The Fluttering Macaroni
- The Fluttering Macaroni
- Etching by Matthew Darly
- Published by Mary Darly 1772
- 164 x 227mm (6½ x 9in)
Macaronis in 18th century England were ultra-fashionable young men notable for their excessively extravagant outfits which were influenced by their sojourn to France and Italy on the Grand Tour. They affected long curls and exaggerated wigs, dainty attire consisting of tight breeches, close-cut jacket, flamboyant shoes and striped stockings.
In this etching the diminutive figure of the finely-dressed macaroni is perched upon the fingertips of a handsome young woman as if he were a delicate butterfly about to spread his wings. The print is a satire on the relationship of the two characters who are said to be Miss Ann Catley, a celebrated actress and singer, and a young nobleman, the Earl of Ancrum. Perhaps "the little, foolish fluttering thing" is being held up as an object of ridicule for now he is the plaything of another, for whom meaning can only be found in servitude.

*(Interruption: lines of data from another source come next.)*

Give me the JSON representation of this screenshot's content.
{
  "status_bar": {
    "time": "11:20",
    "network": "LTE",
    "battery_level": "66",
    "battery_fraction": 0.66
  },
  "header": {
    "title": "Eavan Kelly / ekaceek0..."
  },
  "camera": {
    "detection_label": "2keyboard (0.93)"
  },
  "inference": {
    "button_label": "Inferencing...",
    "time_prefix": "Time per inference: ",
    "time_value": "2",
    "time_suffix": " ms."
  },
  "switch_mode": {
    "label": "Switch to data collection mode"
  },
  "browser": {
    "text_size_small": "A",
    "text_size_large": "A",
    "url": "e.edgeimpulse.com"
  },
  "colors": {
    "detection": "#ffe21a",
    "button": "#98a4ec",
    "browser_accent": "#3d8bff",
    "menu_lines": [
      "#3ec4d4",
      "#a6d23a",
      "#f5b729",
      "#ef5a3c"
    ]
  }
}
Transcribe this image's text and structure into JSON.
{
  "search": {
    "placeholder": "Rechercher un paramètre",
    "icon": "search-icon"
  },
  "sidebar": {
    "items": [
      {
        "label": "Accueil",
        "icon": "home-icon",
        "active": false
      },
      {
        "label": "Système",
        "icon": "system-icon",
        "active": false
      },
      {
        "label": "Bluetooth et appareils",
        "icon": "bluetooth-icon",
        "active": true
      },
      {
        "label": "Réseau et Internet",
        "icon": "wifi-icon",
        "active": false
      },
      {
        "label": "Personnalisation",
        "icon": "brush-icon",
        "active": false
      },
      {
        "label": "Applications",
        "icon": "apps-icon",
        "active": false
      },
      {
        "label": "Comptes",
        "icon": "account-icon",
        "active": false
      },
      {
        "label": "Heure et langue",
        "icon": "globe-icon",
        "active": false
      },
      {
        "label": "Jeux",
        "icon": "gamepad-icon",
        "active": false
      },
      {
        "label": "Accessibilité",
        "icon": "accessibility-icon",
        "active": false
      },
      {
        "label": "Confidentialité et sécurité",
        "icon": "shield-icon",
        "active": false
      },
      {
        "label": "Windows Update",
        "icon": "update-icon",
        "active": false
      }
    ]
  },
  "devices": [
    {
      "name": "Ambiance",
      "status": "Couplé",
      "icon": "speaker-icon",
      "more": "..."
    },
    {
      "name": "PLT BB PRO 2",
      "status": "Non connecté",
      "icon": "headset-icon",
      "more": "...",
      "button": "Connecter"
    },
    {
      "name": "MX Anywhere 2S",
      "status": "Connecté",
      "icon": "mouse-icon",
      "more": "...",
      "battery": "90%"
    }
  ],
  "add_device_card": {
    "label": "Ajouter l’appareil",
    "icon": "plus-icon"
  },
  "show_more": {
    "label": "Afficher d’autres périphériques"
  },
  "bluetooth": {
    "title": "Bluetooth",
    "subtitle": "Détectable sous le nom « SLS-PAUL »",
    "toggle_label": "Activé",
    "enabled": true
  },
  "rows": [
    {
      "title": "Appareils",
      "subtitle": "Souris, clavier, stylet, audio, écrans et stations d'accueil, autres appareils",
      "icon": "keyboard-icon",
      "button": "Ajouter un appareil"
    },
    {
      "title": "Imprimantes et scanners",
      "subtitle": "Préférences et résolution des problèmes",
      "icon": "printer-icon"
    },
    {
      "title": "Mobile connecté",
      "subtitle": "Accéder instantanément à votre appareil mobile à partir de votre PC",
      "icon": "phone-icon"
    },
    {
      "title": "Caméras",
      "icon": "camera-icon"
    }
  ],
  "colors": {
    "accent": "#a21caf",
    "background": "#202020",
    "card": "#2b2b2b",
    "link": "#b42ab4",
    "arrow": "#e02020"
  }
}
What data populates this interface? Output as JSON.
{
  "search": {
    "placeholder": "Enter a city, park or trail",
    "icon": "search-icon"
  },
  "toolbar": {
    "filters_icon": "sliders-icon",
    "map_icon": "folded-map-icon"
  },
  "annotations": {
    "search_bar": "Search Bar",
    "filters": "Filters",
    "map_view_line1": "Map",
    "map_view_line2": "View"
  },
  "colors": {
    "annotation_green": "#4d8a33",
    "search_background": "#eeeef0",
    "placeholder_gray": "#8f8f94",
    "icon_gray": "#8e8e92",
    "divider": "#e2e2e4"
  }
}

London's print-shop window displays ensured that satirical prints were widely seen and could be purchased by those that could afford them. The publisher and illustrator of this print were husband and wife, Mary and Matthew Darly, together they ran a print-shop at 39 Strand, London.